TASK ITEM —
Please copy every line below that contains the string "label".

LISTED ENTRIES —
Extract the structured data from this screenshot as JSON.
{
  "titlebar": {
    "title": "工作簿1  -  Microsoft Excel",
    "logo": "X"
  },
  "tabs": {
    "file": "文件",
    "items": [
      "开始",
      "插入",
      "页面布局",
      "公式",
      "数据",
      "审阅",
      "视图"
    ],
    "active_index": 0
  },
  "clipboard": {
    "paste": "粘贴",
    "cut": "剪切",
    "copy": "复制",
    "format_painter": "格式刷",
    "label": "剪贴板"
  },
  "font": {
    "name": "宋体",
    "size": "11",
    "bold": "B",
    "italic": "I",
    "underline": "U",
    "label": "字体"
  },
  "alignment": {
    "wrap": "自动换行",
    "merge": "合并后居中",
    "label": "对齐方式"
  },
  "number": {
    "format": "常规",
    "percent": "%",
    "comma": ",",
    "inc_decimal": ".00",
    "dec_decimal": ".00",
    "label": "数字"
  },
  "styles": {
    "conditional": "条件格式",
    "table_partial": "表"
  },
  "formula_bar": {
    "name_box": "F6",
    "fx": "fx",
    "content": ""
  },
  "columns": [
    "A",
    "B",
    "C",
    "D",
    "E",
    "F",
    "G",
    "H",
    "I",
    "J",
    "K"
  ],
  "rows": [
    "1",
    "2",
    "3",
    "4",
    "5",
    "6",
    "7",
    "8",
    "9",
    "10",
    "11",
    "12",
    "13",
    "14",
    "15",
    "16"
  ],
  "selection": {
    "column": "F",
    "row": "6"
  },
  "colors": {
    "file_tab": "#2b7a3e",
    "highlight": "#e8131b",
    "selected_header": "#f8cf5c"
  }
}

SOLUTION TO THIS EXERCISE —
    "label": "剪贴板"
    "label": "字体"
    "label": "对齐方式"
    "label": "数字"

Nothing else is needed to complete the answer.